Socrates not only criticizes the poets for telling false tales and bad representations, but also criticizes Glaucon for not rising above these examples. When Socrates criticized Heisod’s tale for portraying a god, Zeus, as lacking “self-mastery” (Book III, 390b), Socrates is also alluded to a story that Glaucon told earlier (see Glaucon’s story of Gyges, Book II, 359c-360b). Socrates is thereby implying that Glaucon lacks self-mastery – or moderation – which includes “being obedient to the rulers, and being themselves rulers of the pleasures of drink, sex, and eating” (Book III, 389d-e). This comment stands in stark contrast to Glaucon’s erotic desires and demand for ‘unnecessary’ relishes as compared to the modest relishes that Socrates’ ideal city possessed. Given that Glaucon is too ingrained in conventional values, Socrates cannot fully re-educate them, but tries to steer him from the example of prideful Achilles to that of humbled Odysseus (390d). Similarly, for speculators who come to realize their tragic fate, it is far too common to see them make a half-full shift toward prudent investing; reaching only the lower forms of value investing, such as wide-moat and GARP ‘investing’, as opposed to truly investing with a margin of safety. Without the proper education from the beginning, it is all the harder to set forth on the prudent and wise path.

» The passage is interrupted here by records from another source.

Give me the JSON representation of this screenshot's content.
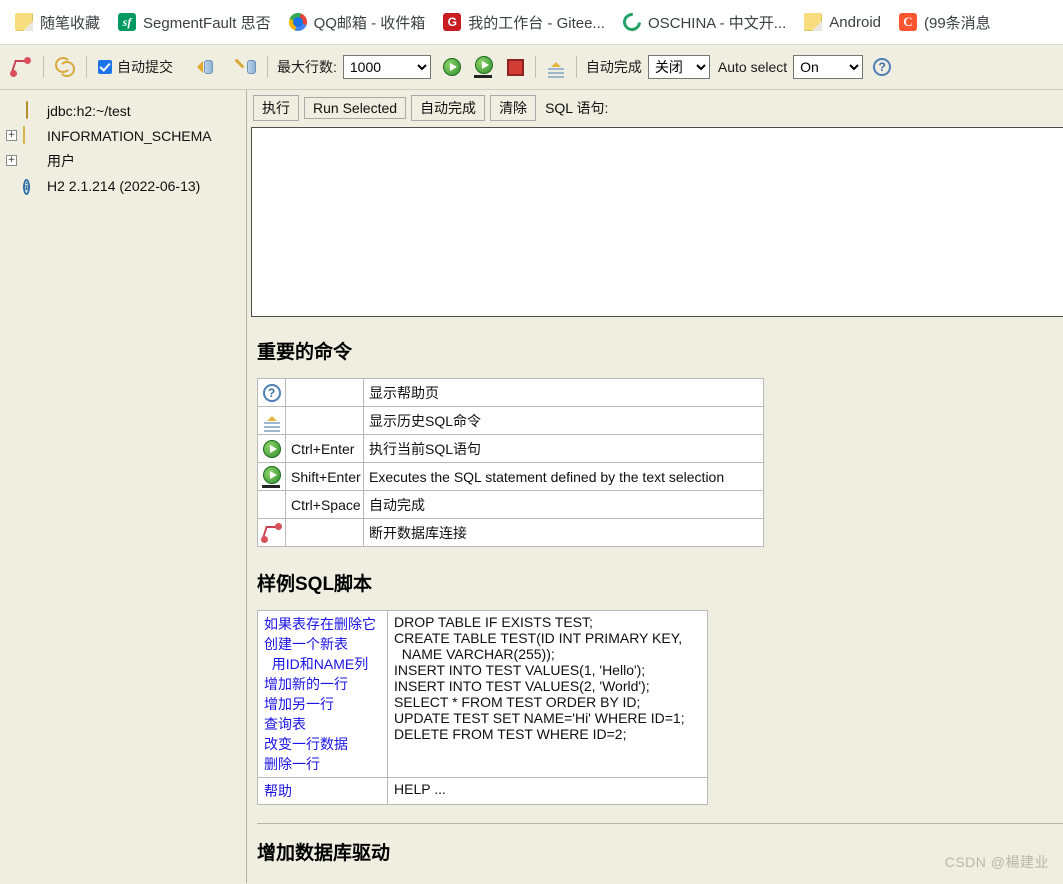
{
  "browser": {
    "bookmarks": [
      {
        "label": "随笔收藏",
        "icon": "folder-icon"
      },
      {
        "label": "SegmentFault 思否",
        "icon": "segmentfault-icon",
        "glyph": "sf"
      },
      {
        "label": "QQ邮箱 - 收件箱",
        "icon": "qqmail-icon"
      },
      {
        "label": "我的工作台 - Gitee...",
        "icon": "gitee-icon",
        "glyph": "G"
      },
      {
        "label": "OSCHINA - 中文开...",
        "icon": "oschina-icon"
      },
      {
        "label": "Android",
        "icon": "folder-icon"
      },
      {
        "label": "(99条消息",
        "icon": "csdn-icon",
        "glyph": "C"
      }
    ]
  },
  "toolbar": {
    "disconnect_icon": "disconnect-icon",
    "refresh_icon": "refresh-icon",
    "autocommit_label": "自动提交",
    "autocommit_checked": true,
    "rollback_icon": "rollback-icon",
    "commit_icon": "commit-icon",
    "maxrows_label": "最大行数:",
    "maxrows_value": "1000",
    "maxrows_options": [
      "1000"
    ],
    "run_icon": "run-icon",
    "run_selected_icon": "run-selected-icon",
    "stop_icon": "stop-icon",
    "history_icon": "history-icon",
    "autocomplete_label": "自动完成",
    "autocomplete_value": "关闭",
    "autocomplete_options": [
      "关闭"
    ],
    "autoselect_label": "Auto select",
    "autoselect_value": "On",
    "autoselect_options": [
      "On"
    ],
    "help_icon": "help-icon"
  },
  "sidebar": {
    "items": [
      {
        "label": "jdbc:h2:~/test",
        "icon": "database-icon",
        "expander": ""
      },
      {
        "label": "INFORMATION_SCHEMA",
        "icon": "folder-icon",
        "expander": "+"
      },
      {
        "label": "用户",
        "icon": "users-icon",
        "expander": "+"
      },
      {
        "label": "H2 2.1.214 (2022-06-13)",
        "icon": "info-icon",
        "expander": ""
      }
    ]
  },
  "editor": {
    "buttons": [
      "执行",
      "Run Selected",
      "自动完成",
      "清除"
    ],
    "sql_label": "SQL 语句:",
    "sql_value": ""
  },
  "commands": {
    "title": "重要的命令",
    "rows": [
      {
        "icon": "help-icon",
        "key": "",
        "desc": "显示帮助页"
      },
      {
        "icon": "history-icon",
        "key": "",
        "desc": "显示历史SQL命令"
      },
      {
        "icon": "run-icon",
        "key": "Ctrl+Enter",
        "desc": "执行当前SQL语句"
      },
      {
        "icon": "run-selected-icon",
        "key": "Shift+Enter",
        "desc": "Executes the SQL statement defined by the text selection"
      },
      {
        "icon": "",
        "key": "Ctrl+Space",
        "desc": "自动完成"
      },
      {
        "icon": "disconnect-icon",
        "key": "",
        "desc": "断开数据库连接"
      }
    ]
  },
  "sample": {
    "title": "样例SQL脚本",
    "rows": [
      {
        "zh": "如果表存在删除它\n创建一个新表\n  用ID和NAME列\n增加新的一行\n增加另一行\n查询表\n改变一行数据\n删除一行",
        "sql": "DROP TABLE IF EXISTS TEST;\nCREATE TABLE TEST(ID INT PRIMARY KEY,\n  NAME VARCHAR(255));\nINSERT INTO TEST VALUES(1, 'Hello');\nINSERT INTO TEST VALUES(2, 'World');\nSELECT * FROM TEST ORDER BY ID;\nUPDATE TEST SET NAME='Hi' WHERE ID=1;\nDELETE FROM TEST WHERE ID=2;"
      },
      {
        "zh": "帮助",
        "sql": "HELP ..."
      }
    ]
  },
  "drivers": {
    "title": "增加数据库驱动"
  },
  "watermark": {
    "text": "CSDN @楊建业"
  }
}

Having reshaped Glaucon’s mythic identity, Socrates proceeds to redefine Glaucon’s traditional social values by attacking everything that he wrongly desires. Socrates chastens Glaucon by revealing that his ‘luxurious’ relishes and desserts are excessive (Book III, 404b-e), and deprives Glaucon of his ‘luxurious’ couches and all other ‘unnecessary’ forms of property (Book III, 416c-e).  Socrates rectifies Glaucon’s feverish desires that he demanded in the Socrates’ healthy city. More importantly though, Socrates redefines Glaucon’s perception of social value:

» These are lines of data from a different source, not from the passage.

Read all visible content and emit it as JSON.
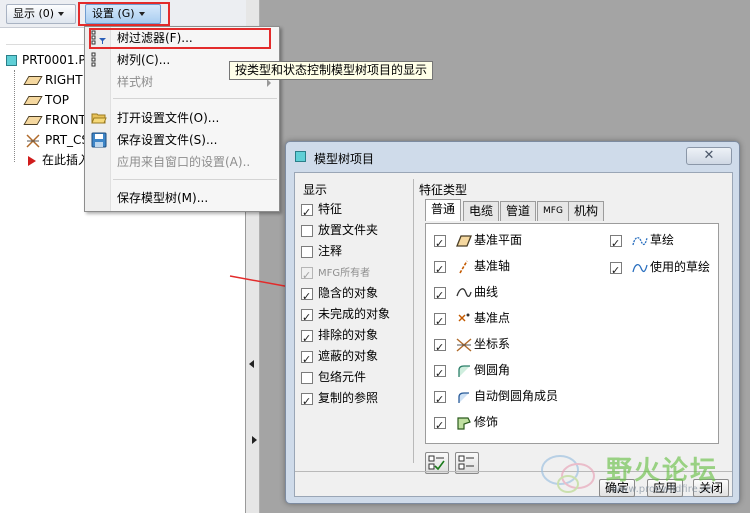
{
  "toolbar": {
    "display_label": "显示 (0)",
    "settings_label": "设置 (G)"
  },
  "tree": {
    "root": "PRT0001.P",
    "items": [
      "RIGHT",
      "TOP",
      "FRONT",
      "PRT_CS",
      "在此插入"
    ]
  },
  "menu": {
    "items": [
      {
        "label": "树过滤器(F)...",
        "enabled": true
      },
      {
        "label": "树列(C)...",
        "enabled": true
      },
      {
        "label": "样式树",
        "enabled": false
      },
      {
        "label": "打开设置文件(O)...",
        "enabled": true
      },
      {
        "label": "保存设置文件(S)...",
        "enabled": true
      },
      {
        "label": "应用来自窗口的设置(A)..",
        "enabled": false
      },
      {
        "label": "保存模型树(M)...",
        "enabled": true
      }
    ]
  },
  "tooltip": "按类型和状态控制模型树项目的显示",
  "dialog": {
    "title": "模型树项目",
    "close_icon": "✕",
    "display": {
      "label": "显示",
      "items": [
        {
          "label": "特征",
          "checked": true,
          "enabled": true
        },
        {
          "label": "放置文件夹",
          "checked": false,
          "enabled": true
        },
        {
          "label": "注释",
          "checked": false,
          "enabled": true
        },
        {
          "label": "MFG所有者",
          "checked": true,
          "enabled": false
        },
        {
          "label": "隐含的对象",
          "checked": true,
          "enabled": true
        },
        {
          "label": "未完成的对象",
          "checked": true,
          "enabled": true
        },
        {
          "label": "排除的对象",
          "checked": true,
          "enabled": true
        },
        {
          "label": "遮蔽的对象",
          "checked": true,
          "enabled": true
        },
        {
          "label": "包络元件",
          "checked": false,
          "enabled": true
        },
        {
          "label": "复制的参照",
          "checked": true,
          "enabled": true
        }
      ]
    },
    "feature_types": {
      "label": "特征类型",
      "tabs": [
        "普通",
        "电缆",
        "管道",
        "MFG",
        "机构"
      ],
      "active_tab": "普通",
      "left_items": [
        {
          "label": "基准平面",
          "icon": "datum-plane-icon",
          "checked": true
        },
        {
          "label": "基准轴",
          "icon": "datum-axis-icon",
          "checked": true
        },
        {
          "label": "曲线",
          "icon": "curve-icon",
          "checked": true
        },
        {
          "label": "基准点",
          "icon": "datum-point-icon",
          "checked": true
        },
        {
          "label": "坐标系",
          "icon": "csys-icon",
          "checked": true
        },
        {
          "label": "倒圆角",
          "icon": "round-icon",
          "checked": true
        },
        {
          "label": "自动倒圆角成员",
          "icon": "auto-round-icon",
          "checked": true
        },
        {
          "label": "修饰",
          "icon": "cosmetic-icon",
          "checked": true
        }
      ],
      "right_items": [
        {
          "label": "草绘",
          "icon": "sketch-icon",
          "checked": true
        },
        {
          "label": "使用的草绘",
          "icon": "used-sketch-icon",
          "checked": true
        }
      ]
    },
    "buttons": {
      "ok": "确定",
      "apply": "应用",
      "close": "关闭"
    }
  },
  "watermark": {
    "text": "野火论坛",
    "url": "www.proewildfire.cn"
  },
  "colors": {
    "highlight_red": "#e32b2b",
    "dialog_frame": "#cfdbea",
    "watermark_green": "#6cc24a"
  }
}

“Just as refinement there gave birth to licentiousness, does it give birth to illness here? And just as simplicity in music produced moderation in souls, does it in gymnastic produce health in bodies? … Will you be able to produce a greater sign of a bad and base education in a city than its needing eminent doctors and judges not only for the common folk and the manual artisans but also for those who pretend to have been reared in a free fashion?” (Book III, 404e-405a).

Sophistication, Socrates argues, comes from enlightened moderation and simplicity, whereas baseness comes from conventional notions of status based on birth, licentiousness, and refinement (404e-405d). Socrates implies that Glaucon is among those most base because he pretends to have been raised so finely, yet in reality he is a slave to his pride and lust, and is just as ill as Achilles was. Glaucon calls Socrates’ moderate city a city of ‘pigs’ and of ‘wretched’ – or vulgar – people. Yet, Socrates’ city is based on the merit of its people, a people who are rationally enlightened enough to enjoy food, drink, and sex – just as Glaucon desires – but with moderation so as not to be a slave to their own passions. Therefore, in ultimate Platonic irony, Glaucon is shown to be most ‘wretched’ and the ‘pig’ all along. For investors, moderation, or prudence in our terms, is the result of a proper education. Without a proper education, it is doubtful that one will be able to find long-term success. The capacity to change is rare enough and second chances are fewer, thus these chances rarely intersect making the imperative is all the more important. As Socrates surmises, “For sound rearing and education, when they are preserved produce good natures” (Book IV, 424a).

WP-Backgrounds Lite by InoPlugs Web Design and Juwelier Schönmann 1010 Wien